Interesting piece by Steve Conroy in today’s Boston Herald throwing out the idea of playing Shawn Thornton and sitting Seguin, who will have little value in a tight-checking game. I have no problem with putting Thornton in, but I would not sit Seguin because he could be useful on the power play and other situations where offense is needed (like coming from behind), Gregory Campbell would likely be the odd-man out if Thornton were to play, as Daniel Paille is too valuable on the penalty kill and Rich Peverley and Chris Kelly are all-around better players than the other possibilities.
- Manny Malhotra skated with a cage on this morning, and will be a “game-time decision” according to coach Allain Vigneault. Malhotra could be a huge lift for the Canucks, who might be without Dan Hamhuis. Vancouver’s second-best defenseman behind Kevin Bieksa, Hamhuis was hurt delivering a crushing hip check to Lucic in Game 1. Andrew Alberts, a former Bruin, will likely take Hamhuis’ spot on the roster, but don’t expect to see much of him.
- Dave Bolland and Ryan Whitney both bashed on the Canucks, with Bolland calling Burrows a “little girl” and Whitney saying “90 percent of the league wants nothing to do with seeing them win.”
- Prediction for Game 2: The Bruins have bounced back from adversity so many times, it is hard to bet against them. Game 2 is a huge momentum swing, and a Boston win puts them in great position. The Canucks are a more explosive team, and giving them a 2-0 lead could be deadly. Look for the Bruins to pressure and bang Luongo around a bit and come away with a 2-1 win.
As always, thanks for reading.
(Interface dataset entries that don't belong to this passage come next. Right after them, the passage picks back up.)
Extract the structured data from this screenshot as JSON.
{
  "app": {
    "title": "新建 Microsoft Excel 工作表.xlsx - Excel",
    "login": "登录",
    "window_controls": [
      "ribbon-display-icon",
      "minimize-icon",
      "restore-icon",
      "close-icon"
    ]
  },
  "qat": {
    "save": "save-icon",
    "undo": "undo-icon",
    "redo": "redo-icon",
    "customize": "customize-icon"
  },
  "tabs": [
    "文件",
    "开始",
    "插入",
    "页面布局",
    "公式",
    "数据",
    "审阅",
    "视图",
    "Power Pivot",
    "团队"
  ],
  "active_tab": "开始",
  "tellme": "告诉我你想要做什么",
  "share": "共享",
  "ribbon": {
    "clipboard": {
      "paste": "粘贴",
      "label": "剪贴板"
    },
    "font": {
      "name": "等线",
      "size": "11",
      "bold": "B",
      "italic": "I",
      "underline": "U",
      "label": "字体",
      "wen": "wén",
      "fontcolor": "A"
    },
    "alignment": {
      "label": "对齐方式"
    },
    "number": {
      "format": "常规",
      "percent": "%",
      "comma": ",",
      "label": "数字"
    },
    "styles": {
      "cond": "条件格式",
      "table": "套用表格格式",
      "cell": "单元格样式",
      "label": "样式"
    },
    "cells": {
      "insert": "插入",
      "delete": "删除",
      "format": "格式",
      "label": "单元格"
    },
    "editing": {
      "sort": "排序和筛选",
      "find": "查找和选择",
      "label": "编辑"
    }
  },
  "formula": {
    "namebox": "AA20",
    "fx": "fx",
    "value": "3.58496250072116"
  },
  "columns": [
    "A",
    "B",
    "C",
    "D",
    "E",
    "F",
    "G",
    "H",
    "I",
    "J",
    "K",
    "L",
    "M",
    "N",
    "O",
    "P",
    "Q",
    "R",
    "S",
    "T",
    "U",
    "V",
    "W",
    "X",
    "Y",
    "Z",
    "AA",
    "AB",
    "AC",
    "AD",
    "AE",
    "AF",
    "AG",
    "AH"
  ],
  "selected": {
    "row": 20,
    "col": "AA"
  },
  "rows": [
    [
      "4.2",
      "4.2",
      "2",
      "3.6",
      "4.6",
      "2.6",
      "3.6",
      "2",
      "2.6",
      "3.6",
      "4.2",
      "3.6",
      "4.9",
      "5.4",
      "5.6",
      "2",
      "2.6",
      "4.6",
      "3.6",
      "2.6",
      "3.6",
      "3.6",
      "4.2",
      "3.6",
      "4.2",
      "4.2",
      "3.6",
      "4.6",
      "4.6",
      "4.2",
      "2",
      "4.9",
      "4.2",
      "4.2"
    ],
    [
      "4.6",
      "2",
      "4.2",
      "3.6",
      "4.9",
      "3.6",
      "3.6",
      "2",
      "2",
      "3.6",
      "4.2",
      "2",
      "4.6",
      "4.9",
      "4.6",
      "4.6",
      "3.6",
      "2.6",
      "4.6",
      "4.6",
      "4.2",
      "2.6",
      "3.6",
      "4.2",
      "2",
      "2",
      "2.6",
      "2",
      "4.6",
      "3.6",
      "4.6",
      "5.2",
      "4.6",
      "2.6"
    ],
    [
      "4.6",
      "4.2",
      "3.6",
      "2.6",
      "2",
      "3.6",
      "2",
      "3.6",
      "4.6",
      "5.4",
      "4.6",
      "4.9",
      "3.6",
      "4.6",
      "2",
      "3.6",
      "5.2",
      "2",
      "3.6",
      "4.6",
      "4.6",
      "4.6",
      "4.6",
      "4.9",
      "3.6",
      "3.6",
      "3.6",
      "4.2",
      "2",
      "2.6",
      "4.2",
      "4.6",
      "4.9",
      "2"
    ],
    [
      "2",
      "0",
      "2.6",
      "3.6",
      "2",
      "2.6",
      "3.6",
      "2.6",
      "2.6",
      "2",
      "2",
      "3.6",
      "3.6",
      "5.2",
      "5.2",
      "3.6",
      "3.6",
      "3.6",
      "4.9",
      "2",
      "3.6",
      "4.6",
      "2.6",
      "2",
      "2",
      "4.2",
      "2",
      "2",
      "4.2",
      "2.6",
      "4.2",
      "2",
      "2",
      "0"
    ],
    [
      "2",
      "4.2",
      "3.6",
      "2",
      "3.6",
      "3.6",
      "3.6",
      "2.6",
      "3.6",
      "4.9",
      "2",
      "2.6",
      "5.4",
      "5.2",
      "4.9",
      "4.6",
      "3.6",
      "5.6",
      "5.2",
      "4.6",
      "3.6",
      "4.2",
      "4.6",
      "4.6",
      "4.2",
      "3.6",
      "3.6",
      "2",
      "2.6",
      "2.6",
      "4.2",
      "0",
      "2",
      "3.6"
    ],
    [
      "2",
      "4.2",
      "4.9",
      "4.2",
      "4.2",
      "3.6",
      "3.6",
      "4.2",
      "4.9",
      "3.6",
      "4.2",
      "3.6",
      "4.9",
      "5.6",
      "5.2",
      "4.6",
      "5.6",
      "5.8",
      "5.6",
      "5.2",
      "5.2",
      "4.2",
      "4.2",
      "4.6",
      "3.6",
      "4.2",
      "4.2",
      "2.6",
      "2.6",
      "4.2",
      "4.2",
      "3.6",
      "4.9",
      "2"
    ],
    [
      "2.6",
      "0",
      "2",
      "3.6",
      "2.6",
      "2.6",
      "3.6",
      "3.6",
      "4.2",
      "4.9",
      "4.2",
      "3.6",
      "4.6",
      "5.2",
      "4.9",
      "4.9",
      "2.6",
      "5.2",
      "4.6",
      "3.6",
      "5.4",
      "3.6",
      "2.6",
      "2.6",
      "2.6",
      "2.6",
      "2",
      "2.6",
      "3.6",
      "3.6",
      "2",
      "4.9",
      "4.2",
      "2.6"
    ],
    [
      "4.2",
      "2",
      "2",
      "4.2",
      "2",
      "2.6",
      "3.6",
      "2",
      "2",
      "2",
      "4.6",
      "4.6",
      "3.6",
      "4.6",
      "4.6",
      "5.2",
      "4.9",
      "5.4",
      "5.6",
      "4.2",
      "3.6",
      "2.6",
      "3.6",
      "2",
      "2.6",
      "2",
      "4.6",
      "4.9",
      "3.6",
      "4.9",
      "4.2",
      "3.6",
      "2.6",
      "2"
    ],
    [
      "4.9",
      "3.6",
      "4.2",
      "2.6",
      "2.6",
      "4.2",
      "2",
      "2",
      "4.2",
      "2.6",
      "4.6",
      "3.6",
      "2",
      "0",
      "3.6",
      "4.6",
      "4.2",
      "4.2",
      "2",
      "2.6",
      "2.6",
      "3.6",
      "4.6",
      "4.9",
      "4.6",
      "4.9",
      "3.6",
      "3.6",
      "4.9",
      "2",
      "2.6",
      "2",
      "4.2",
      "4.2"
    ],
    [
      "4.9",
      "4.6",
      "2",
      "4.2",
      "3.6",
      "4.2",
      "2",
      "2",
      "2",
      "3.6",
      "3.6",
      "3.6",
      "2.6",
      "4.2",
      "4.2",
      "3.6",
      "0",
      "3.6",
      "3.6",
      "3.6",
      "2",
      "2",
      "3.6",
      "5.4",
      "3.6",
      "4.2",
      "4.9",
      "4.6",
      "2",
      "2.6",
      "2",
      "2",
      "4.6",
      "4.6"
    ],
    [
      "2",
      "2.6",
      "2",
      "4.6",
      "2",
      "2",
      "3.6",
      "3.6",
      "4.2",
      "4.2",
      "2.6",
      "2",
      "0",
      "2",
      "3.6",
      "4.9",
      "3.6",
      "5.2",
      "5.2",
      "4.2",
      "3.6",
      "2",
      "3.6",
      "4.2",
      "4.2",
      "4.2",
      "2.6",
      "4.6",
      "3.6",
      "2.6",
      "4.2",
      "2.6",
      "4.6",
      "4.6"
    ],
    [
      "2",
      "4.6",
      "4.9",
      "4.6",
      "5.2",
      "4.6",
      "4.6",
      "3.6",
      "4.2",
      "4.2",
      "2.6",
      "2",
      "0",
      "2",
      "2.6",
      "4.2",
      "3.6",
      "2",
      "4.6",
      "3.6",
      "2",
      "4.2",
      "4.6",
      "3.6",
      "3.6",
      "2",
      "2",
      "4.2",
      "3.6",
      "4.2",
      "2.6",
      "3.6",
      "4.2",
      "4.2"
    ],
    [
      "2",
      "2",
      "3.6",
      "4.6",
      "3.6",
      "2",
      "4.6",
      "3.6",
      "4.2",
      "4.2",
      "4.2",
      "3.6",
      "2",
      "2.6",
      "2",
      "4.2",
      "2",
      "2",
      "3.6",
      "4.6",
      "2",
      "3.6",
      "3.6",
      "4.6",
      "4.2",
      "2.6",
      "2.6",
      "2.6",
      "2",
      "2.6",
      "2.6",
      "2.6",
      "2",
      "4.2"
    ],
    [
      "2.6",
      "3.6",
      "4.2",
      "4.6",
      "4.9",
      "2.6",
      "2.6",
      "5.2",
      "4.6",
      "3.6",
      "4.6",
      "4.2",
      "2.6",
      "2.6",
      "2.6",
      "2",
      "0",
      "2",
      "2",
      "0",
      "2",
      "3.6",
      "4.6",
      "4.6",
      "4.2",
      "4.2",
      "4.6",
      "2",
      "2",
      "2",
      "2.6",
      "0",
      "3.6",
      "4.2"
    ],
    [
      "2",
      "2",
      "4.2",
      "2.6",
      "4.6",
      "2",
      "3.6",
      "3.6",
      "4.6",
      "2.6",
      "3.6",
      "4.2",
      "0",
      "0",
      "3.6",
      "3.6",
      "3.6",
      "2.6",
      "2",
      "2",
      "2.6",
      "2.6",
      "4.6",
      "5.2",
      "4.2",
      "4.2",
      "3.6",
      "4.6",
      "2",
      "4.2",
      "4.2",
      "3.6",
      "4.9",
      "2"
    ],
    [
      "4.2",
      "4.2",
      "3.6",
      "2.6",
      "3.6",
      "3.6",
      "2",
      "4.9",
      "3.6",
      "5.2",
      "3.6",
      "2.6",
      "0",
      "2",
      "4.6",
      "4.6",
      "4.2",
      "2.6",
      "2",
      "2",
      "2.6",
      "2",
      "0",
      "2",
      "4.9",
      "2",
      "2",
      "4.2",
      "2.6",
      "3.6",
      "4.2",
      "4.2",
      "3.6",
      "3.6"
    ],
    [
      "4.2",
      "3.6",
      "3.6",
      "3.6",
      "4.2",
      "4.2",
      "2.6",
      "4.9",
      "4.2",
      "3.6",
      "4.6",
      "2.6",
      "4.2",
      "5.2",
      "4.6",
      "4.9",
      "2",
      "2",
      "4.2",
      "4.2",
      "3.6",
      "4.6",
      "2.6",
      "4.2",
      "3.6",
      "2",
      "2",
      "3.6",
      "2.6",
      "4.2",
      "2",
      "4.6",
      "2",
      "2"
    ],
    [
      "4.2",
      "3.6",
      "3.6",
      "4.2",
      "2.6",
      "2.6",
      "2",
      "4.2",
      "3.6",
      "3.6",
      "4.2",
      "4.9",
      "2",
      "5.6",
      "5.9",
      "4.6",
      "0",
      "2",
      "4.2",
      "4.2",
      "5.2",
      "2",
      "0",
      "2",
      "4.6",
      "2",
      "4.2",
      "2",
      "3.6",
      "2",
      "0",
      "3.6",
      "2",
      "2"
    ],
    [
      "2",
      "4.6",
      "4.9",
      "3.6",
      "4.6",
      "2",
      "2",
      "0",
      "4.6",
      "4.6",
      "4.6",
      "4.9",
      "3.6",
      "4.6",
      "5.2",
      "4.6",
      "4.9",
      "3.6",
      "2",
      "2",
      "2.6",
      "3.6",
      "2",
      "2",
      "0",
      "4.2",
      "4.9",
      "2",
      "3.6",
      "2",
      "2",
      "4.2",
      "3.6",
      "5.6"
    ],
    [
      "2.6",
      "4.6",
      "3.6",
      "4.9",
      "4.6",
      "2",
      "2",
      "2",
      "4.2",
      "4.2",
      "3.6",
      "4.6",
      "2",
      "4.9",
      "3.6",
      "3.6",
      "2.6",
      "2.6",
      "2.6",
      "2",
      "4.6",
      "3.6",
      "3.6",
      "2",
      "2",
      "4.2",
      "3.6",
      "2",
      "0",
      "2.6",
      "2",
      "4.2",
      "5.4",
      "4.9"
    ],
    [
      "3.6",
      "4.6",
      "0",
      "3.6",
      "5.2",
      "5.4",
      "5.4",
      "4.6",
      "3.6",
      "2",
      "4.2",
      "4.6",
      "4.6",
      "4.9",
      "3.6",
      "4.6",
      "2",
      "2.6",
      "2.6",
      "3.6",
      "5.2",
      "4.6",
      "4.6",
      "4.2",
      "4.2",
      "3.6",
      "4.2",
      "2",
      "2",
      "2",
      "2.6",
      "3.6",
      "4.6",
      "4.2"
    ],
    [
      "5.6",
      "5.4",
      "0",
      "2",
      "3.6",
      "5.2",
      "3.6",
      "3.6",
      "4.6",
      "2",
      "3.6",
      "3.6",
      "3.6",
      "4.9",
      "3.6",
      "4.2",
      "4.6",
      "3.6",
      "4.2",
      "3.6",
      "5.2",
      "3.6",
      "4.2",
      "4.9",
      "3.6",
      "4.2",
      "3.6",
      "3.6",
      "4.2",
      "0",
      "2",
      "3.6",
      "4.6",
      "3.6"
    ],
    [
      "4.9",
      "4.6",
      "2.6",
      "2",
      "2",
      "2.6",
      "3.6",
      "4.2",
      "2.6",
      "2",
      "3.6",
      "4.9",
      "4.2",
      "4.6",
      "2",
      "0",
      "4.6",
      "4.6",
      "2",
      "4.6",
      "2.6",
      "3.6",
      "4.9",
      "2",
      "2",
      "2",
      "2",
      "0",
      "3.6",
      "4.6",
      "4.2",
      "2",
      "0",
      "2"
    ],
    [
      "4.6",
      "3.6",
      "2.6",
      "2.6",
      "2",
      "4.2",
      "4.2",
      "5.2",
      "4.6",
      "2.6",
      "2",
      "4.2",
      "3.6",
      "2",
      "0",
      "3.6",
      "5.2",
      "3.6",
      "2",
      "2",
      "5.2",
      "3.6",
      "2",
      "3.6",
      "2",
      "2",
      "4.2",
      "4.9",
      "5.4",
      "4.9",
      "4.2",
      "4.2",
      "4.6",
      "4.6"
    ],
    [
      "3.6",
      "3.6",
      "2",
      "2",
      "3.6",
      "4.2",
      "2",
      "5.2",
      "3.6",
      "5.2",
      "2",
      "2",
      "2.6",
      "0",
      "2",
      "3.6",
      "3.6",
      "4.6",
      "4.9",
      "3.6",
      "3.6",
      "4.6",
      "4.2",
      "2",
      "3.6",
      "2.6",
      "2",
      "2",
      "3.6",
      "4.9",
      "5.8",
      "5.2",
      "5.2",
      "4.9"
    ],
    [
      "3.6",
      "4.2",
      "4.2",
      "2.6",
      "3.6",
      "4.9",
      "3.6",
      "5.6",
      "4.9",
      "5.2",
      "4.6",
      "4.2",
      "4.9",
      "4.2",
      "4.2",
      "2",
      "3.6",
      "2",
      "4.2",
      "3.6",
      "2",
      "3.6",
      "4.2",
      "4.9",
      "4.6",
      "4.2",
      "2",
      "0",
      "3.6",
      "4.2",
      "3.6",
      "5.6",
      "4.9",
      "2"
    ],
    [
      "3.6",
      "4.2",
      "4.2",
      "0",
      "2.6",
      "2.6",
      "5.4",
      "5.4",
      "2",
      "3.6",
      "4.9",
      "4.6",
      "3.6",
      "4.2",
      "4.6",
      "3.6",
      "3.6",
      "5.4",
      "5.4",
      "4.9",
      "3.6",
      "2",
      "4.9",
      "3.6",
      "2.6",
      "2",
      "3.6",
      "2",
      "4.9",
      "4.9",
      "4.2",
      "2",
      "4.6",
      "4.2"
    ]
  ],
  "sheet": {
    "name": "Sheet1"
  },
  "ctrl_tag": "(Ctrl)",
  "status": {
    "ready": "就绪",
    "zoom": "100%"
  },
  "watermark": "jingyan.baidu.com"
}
Visit every day and leave your comments!
Be sure to visit FanSided’s NHL site, Too Many Men on the Site, for everything NHL, including an innovative mock draft. Also, check out FanSided’s Vancouver site to keep up to date with news about the opponent.
Follow Steve on Twitter @skendallhockey
Topics: Alex Burrows, Allain Vigneault, Andrew Alberts, Andrew Ference, Boston Bruins, Boston Herald, Brad Marchand, Chris Kelly, Claude Julien, Dan Hamhuis, Daniel Paille, Dave Bollard, David Krejci, Dennis Seidenberg, Game 2, Gregory Campbell, Johnny Boychuk, Kevin Bieksa, Manny Malhorta, Mark Recchi, Milan Lucic, Nathan Horton, Patrice Bergeron, Power Play, Rich Peverley, Roberto Luongo, Ryan Whitney, Shawn Thornton, Stanley Cup, Steve Conroy, Tim Thomas, Tomas Kaberle, Tyler Seguin, Vancouver Canucks, Zdeno Chara